Spanning 16km long and 2km wide, the 50m hills of the sand dunes change shape every day. It was a tough climb up the hills, with hot sand burning my feet as I wasn’t wearing covered shoes. However, ascend to the top and you’ll be rewarded with a spectacular view of boundless sand and sea.
Visitors to the Tottori Sand Dunes should also visit the nearby Tottori Sand Museum, which features intricate sand sculptures by international artists.
Don’t forget to also visit the Tottori Nijisseiki Pear Museum, the only pear-themed museum in Japan. Located in Kurayoshi city, you’ll get to learn the history of the Nijisseiki Pear, sample pear varieties and marvel at Japan’s biggest pear tree.
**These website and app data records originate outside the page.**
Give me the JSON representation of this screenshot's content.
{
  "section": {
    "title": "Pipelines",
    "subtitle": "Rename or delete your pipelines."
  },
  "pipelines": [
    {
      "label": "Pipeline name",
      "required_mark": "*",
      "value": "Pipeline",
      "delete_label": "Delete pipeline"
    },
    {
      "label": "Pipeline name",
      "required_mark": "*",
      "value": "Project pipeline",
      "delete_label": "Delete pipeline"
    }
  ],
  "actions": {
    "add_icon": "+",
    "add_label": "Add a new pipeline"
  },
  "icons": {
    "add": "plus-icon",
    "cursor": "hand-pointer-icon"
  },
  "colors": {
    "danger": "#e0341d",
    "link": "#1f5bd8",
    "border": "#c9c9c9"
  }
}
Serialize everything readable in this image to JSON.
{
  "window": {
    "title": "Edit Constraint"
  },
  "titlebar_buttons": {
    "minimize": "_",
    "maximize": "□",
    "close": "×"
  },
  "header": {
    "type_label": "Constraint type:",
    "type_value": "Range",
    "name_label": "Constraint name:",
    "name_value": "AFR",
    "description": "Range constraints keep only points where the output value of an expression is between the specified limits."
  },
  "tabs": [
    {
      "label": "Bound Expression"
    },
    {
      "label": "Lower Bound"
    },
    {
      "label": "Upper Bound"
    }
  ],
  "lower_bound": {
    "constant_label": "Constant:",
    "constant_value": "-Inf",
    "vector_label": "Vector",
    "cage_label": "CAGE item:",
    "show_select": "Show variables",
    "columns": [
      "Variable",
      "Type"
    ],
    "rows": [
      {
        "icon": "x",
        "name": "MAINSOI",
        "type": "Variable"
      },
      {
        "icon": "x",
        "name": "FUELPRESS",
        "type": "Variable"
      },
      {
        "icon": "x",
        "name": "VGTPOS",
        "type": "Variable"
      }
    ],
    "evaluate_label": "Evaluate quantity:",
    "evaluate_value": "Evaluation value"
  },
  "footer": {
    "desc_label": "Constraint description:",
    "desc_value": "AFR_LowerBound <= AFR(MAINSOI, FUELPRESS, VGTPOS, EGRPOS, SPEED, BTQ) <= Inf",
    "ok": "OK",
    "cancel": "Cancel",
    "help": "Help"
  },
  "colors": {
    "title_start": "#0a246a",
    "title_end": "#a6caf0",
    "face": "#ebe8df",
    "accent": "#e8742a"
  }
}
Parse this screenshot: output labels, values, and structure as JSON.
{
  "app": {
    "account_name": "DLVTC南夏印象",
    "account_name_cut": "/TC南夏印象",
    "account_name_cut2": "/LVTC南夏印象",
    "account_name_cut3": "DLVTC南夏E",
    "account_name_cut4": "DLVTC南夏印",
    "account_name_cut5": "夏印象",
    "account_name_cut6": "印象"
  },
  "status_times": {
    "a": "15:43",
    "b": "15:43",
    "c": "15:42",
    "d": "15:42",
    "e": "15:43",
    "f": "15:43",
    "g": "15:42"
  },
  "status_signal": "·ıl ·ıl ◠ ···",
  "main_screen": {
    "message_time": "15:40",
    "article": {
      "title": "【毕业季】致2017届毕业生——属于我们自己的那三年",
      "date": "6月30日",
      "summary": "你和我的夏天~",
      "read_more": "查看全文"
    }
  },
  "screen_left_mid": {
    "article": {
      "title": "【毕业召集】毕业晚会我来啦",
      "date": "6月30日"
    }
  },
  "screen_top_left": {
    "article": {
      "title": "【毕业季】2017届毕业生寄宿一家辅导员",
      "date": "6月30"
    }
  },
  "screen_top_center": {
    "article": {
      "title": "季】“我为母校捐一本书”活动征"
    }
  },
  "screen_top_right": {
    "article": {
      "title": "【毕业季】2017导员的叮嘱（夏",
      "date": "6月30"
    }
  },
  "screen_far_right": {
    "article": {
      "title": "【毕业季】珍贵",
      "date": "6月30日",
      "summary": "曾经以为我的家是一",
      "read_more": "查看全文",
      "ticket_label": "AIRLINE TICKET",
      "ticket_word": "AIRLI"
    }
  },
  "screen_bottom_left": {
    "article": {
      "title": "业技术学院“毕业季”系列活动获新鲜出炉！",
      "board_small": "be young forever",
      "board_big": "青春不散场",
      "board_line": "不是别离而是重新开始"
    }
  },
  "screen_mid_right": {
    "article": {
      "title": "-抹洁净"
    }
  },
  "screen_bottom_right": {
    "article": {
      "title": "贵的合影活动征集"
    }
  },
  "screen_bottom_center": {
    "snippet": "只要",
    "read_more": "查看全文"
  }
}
Hyogo: A step back in time
A sense of tranquillity sets the stage for the onsen (hot spring) town of Kinosaki Onsen in Toyooka city of Hyogo Prefecture. Accessible by a 2½-hour train ride from Osaka, you’ll be forgiven for thinking you’ve travelled back in time.
Quaint classic Japanese architecture and willow trees line the two sides of the river at the heart of the town. Old Japanese couples clothed in yukatas (casual kimonos) stroll in their wooden geta (Japanese clogs) with great ease. Said to be one of the best onsen towns in Japan, Kinosaki exudes the tradition and culture of old Japan.
There are many ryokan (Japanese-style inns) in Kinosaki to fit any budget, ranging from basic no-frills establishments to luxurious hotel-like ones.
We stayed at Nishimuraya Hotel Shogetsutei (around ¥29,000 per person), a high-end ryokan surrounded by beautiful mountain greenery. A stay comes with breakfast and a kaiseki (traditional multi-course) dinner that features fresh local ingredients and the renowned Tajima beef — from the stock cattle of the world-famous Kobe beef.
I was swept away by the charming little town and the unsurpassed Japanese hospitality. My time at Kinosaki Onsen turned out to be the highlight of my trip.
How to get there
Singapore Airlines flies direct to Kansai International Airport. To travel between the cities, you can buy the Kansai Thru Pass at the airport or the JR-West Rail Pass online at www.westjr.co.jp/global/en/.
By Katherine Goh